INSTRUCTIONS FOR THE TASK:
Lines in the following data that contain the string "values" are to be counted. Report only their number.

Stored items from a collection
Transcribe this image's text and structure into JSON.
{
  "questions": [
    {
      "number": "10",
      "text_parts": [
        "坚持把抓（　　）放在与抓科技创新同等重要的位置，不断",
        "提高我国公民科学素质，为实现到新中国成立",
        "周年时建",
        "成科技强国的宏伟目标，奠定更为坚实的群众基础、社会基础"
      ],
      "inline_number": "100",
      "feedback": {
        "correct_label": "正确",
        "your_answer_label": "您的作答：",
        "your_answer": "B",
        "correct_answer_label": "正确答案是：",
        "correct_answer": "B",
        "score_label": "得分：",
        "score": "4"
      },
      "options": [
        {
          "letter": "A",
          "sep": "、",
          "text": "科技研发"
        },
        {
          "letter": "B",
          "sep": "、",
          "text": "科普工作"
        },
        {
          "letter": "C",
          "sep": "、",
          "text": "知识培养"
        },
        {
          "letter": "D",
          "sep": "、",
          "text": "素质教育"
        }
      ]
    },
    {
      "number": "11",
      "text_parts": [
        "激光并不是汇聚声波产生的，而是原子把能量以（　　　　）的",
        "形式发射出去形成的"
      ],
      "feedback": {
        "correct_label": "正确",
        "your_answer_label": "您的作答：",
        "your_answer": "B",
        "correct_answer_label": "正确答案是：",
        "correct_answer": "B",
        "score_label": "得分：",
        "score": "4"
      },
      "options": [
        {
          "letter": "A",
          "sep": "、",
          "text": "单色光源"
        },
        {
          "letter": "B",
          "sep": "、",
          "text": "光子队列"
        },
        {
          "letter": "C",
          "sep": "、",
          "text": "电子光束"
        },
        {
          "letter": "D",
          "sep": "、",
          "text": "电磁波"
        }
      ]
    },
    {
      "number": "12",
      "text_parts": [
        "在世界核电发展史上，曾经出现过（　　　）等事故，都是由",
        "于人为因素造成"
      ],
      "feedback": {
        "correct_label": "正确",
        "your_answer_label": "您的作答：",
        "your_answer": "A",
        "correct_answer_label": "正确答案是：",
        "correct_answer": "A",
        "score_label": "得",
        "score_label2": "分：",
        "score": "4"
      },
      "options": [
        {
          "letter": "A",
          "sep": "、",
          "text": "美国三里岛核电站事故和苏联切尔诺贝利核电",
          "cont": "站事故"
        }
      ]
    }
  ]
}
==
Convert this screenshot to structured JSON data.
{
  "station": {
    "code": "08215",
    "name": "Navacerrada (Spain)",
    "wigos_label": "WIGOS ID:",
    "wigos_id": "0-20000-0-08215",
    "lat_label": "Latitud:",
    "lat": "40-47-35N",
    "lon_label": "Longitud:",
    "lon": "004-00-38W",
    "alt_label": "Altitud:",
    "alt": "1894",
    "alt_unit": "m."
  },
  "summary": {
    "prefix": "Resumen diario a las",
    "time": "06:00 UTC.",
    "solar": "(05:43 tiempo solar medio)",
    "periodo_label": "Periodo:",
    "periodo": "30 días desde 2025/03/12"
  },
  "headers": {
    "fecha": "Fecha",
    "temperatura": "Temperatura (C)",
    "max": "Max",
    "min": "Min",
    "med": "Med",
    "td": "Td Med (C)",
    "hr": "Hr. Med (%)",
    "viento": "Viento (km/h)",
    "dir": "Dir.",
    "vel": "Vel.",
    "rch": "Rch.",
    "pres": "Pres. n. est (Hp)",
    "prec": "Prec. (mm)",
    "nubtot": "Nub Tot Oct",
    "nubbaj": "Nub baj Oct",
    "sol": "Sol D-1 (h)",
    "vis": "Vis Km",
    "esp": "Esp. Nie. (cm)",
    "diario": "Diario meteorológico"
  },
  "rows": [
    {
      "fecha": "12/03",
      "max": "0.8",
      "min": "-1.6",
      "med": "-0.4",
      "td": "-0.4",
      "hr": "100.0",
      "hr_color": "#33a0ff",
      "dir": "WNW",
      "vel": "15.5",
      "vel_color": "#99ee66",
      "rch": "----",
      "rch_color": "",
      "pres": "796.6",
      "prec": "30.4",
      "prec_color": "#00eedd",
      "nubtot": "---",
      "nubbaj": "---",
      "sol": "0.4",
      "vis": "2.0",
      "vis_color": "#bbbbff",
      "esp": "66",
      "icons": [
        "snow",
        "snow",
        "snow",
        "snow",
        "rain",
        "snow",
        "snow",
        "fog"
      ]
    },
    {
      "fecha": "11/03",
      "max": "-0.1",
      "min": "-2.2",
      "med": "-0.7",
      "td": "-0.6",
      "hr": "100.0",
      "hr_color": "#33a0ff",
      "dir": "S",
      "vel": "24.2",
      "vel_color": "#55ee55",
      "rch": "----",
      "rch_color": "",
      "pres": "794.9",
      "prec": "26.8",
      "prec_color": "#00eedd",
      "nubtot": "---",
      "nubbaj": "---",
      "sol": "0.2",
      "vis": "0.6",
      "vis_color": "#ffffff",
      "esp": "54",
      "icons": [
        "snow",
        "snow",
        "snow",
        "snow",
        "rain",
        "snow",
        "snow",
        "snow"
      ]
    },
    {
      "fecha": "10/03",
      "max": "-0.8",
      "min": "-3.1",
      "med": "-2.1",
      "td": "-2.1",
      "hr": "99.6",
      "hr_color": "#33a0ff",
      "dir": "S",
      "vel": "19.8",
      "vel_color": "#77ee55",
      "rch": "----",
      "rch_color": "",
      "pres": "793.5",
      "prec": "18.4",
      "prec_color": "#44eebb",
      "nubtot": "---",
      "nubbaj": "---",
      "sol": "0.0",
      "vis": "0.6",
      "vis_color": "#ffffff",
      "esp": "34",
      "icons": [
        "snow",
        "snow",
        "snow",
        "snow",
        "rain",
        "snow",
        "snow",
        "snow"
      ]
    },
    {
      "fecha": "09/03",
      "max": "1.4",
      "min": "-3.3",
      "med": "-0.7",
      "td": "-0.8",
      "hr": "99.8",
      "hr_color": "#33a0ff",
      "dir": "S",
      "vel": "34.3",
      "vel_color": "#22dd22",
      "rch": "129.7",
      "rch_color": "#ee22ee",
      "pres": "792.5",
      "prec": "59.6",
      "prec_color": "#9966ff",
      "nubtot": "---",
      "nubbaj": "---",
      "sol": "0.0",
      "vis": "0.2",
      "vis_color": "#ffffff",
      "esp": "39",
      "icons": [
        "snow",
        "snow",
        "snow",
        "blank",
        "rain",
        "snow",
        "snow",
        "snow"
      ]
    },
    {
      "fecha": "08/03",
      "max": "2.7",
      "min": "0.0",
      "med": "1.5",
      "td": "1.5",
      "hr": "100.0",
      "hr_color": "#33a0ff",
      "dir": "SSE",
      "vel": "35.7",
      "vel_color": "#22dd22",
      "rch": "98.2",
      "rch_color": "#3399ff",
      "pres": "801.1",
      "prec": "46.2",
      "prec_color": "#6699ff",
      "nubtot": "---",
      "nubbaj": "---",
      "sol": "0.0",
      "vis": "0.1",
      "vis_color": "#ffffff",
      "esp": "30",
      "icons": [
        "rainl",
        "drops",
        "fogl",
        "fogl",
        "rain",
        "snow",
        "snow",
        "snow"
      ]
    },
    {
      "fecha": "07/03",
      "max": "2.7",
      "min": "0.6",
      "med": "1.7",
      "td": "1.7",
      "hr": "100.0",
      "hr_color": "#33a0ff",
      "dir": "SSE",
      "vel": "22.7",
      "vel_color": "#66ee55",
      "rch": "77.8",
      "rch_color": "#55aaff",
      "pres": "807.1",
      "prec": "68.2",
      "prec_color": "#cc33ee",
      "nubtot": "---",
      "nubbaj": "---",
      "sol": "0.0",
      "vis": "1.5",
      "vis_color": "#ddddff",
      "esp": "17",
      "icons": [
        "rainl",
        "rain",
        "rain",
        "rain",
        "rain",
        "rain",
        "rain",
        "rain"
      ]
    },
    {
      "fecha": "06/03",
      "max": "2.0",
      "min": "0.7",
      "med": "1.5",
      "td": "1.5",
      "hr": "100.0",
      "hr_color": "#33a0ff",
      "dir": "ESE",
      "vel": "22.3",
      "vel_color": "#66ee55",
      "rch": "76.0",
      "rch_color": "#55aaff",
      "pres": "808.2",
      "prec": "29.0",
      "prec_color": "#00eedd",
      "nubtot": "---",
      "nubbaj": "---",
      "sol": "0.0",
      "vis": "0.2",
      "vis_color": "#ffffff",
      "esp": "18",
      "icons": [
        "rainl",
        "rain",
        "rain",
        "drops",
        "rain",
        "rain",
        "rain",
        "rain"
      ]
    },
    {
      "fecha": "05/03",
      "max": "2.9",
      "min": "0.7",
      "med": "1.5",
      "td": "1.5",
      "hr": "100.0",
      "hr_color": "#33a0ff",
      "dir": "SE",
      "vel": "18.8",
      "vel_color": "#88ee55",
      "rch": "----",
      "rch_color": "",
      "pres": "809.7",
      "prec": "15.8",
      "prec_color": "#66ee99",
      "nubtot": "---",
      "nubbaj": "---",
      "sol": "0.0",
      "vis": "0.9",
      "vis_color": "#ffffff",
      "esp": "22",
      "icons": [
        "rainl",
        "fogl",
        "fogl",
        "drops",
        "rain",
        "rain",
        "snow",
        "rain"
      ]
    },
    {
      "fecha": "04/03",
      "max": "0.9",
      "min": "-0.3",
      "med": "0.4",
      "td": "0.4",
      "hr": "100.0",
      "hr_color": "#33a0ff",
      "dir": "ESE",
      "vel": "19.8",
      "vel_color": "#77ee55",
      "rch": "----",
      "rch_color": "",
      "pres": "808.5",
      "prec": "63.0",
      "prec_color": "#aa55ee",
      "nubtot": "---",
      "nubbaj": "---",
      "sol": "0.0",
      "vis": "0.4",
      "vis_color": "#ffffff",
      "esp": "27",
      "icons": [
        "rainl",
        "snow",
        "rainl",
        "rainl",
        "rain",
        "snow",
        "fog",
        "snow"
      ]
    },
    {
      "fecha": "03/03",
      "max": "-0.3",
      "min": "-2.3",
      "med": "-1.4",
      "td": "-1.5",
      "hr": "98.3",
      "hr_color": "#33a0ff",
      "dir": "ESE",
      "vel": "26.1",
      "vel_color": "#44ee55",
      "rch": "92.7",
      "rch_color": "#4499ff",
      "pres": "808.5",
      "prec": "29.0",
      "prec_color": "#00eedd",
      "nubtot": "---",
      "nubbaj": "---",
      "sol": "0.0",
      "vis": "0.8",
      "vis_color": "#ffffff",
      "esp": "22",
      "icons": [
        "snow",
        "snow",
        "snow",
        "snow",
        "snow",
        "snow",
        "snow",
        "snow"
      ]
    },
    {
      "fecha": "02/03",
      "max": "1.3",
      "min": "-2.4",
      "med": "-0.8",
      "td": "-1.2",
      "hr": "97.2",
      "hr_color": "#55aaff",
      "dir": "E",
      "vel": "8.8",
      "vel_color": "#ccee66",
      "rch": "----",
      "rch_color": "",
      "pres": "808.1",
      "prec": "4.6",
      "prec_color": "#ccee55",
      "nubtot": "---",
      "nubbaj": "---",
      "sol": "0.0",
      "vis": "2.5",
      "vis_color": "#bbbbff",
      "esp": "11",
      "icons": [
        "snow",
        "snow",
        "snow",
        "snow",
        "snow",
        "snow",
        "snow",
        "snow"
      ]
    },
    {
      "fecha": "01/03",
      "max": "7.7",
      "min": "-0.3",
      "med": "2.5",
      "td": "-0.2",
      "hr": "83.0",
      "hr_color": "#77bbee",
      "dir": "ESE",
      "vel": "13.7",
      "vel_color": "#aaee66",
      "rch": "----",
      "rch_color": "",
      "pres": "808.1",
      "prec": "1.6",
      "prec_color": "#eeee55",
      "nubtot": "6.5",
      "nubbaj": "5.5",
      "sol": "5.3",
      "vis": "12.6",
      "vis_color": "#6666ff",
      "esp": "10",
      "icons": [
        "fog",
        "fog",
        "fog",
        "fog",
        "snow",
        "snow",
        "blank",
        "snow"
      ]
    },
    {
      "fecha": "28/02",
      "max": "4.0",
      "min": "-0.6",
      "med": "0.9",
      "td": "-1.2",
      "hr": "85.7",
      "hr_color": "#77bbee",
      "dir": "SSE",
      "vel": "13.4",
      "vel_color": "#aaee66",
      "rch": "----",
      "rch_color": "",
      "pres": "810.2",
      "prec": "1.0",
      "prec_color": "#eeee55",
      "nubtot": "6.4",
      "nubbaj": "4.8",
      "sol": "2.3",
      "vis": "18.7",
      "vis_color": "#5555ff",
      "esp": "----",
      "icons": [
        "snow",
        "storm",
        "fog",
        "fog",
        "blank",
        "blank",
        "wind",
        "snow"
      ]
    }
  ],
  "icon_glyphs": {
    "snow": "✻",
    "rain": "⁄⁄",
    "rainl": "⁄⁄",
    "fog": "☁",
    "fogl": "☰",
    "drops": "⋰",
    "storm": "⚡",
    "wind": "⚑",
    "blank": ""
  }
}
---
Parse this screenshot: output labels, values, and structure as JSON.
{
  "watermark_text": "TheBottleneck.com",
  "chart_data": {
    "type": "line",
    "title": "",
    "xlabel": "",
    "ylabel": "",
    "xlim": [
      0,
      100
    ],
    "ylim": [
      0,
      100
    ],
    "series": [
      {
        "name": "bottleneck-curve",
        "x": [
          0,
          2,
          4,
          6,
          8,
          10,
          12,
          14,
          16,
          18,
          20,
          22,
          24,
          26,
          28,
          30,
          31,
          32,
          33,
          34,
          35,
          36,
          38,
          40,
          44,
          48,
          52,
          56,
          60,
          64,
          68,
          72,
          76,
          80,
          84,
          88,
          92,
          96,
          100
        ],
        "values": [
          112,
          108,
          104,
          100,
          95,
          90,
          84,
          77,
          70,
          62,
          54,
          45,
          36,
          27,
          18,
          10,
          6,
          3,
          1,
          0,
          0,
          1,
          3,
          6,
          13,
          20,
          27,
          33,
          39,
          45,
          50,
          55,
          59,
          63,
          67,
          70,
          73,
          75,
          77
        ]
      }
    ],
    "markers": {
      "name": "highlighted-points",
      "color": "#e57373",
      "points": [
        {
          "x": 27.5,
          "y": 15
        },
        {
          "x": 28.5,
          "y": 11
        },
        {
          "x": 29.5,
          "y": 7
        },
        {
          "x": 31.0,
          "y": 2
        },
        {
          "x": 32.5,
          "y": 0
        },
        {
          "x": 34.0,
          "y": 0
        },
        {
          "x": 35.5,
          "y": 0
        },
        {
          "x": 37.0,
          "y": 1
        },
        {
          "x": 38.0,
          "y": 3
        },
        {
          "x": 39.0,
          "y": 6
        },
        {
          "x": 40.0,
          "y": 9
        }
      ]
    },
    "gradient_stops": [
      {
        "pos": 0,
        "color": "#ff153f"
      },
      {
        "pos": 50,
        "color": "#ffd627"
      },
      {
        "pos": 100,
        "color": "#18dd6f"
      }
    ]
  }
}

ANSWER SECTION:
2